━━━ Study material ━━━

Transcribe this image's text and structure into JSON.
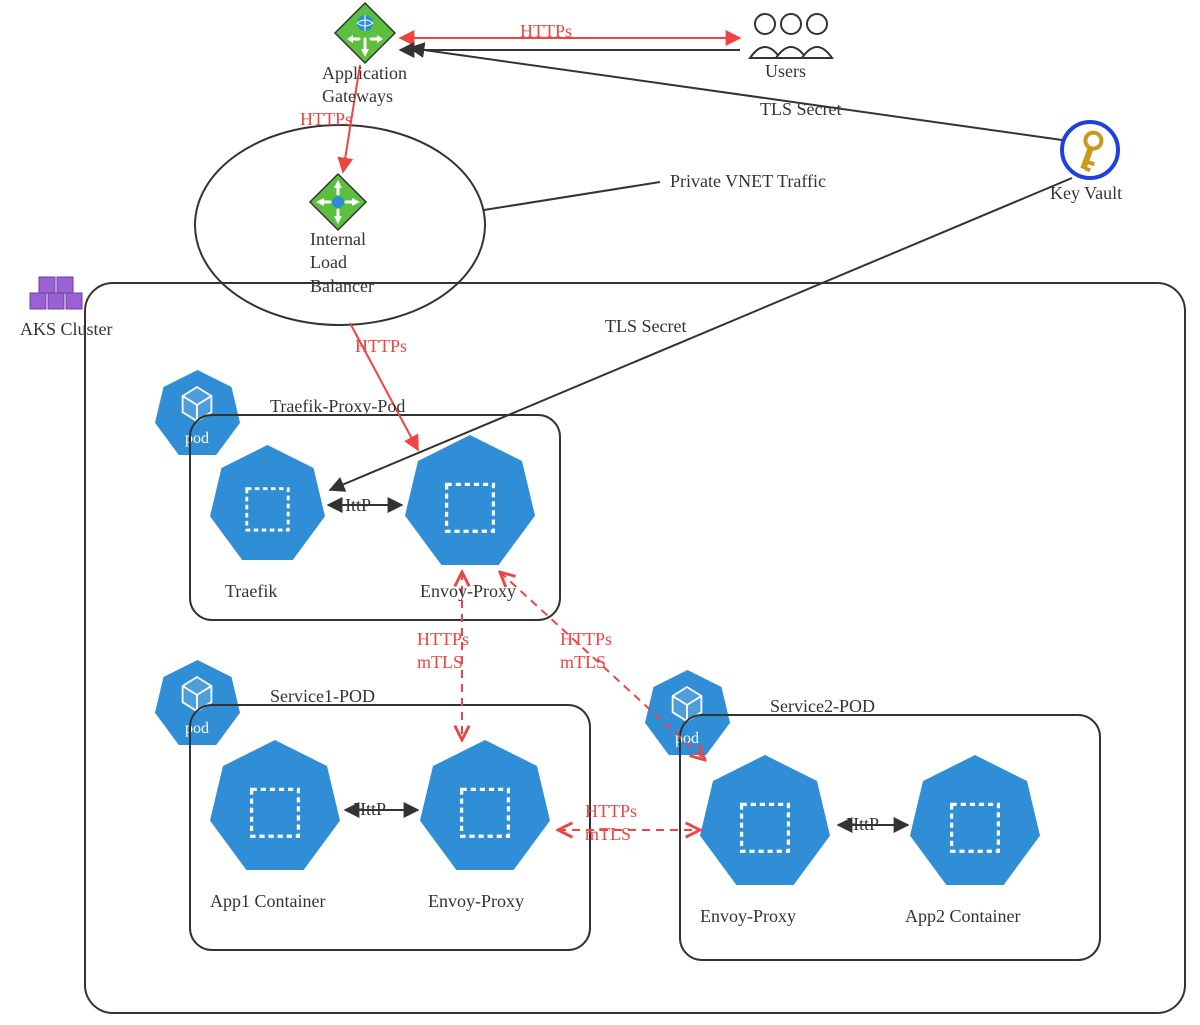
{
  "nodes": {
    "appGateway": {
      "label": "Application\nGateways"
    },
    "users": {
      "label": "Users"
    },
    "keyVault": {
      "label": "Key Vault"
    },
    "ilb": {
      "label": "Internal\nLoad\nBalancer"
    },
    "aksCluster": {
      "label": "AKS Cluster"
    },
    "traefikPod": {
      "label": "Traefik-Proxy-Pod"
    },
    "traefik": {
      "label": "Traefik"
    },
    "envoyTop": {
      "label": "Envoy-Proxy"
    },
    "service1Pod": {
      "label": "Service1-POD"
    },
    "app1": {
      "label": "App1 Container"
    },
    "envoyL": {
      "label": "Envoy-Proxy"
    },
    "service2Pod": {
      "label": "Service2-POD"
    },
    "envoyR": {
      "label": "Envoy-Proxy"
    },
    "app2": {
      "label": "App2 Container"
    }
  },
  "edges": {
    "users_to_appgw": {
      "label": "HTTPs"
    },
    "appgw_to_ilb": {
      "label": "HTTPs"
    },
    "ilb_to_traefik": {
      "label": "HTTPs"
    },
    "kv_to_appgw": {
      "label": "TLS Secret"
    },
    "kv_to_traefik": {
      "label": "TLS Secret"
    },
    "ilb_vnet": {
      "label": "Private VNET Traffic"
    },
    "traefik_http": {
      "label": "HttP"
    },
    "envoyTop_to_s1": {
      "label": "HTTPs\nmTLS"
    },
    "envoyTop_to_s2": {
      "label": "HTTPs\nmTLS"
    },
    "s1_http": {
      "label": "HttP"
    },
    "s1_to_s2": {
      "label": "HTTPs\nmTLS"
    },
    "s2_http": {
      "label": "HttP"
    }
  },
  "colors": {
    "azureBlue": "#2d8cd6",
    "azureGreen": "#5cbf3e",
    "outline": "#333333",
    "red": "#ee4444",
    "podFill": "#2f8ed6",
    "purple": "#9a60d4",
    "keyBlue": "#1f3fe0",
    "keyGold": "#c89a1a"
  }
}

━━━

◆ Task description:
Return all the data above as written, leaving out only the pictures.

◆ Answer:
Transcribe this image's text and structure into JSON.
{
  "nodes": {
    "appGateway": {
      "label": "Application\nGateways"
    },
    "users": {
      "label": "Users"
    },
    "keyVault": {
      "label": "Key Vault"
    },
    "ilb": {
      "label": "Internal\nLoad\nBalancer"
    },
    "aksCluster": {
      "label": "AKS Cluster"
    },
    "traefikPod": {
      "label": "Traefik-Proxy-Pod"
    },
    "traefik": {
      "label": "Traefik"
    },
    "envoyTop": {
      "label": "Envoy-Proxy"
    },
    "service1Pod": {
      "label": "Service1-POD"
    },
    "app1": {
      "label": "App1 Container"
    },
    "envoyL": {
      "label": "Envoy-Proxy"
    },
    "service2Pod": {
      "label": "Service2-POD"
    },
    "envoyR": {
      "label": "Envoy-Proxy"
    },
    "app2": {
      "label": "App2 Container"
    }
  },
  "edges": {
    "users_to_appgw": {
      "label": "HTTPs"
    },
    "appgw_to_ilb": {
      "label": "HTTPs"
    },
    "ilb_to_traefik": {
      "label": "HTTPs"
    },
    "kv_to_appgw": {
      "label": "TLS Secret"
    },
    "kv_to_traefik": {
      "label": "TLS Secret"
    },
    "ilb_vnet": {
      "label": "Private VNET Traffic"
    },
    "traefik_http": {
      "label": "HttP"
    },
    "envoyTop_to_s1": {
      "label": "HTTPs\nmTLS"
    },
    "envoyTop_to_s2": {
      "label": "HTTPs\nmTLS"
    },
    "s1_http": {
      "label": "HttP"
    },
    "s1_to_s2": {
      "label": "HTTPs\nmTLS"
    },
    "s2_http": {
      "label": "HttP"
    }
  },
  "colors": {
    "azureBlue": "#2d8cd6",
    "azureGreen": "#5cbf3e",
    "outline": "#333333",
    "red": "#ee4444",
    "podFill": "#2f8ed6",
    "purple": "#9a60d4",
    "keyBlue": "#1f3fe0",
    "keyGold": "#c89a1a"
  }
}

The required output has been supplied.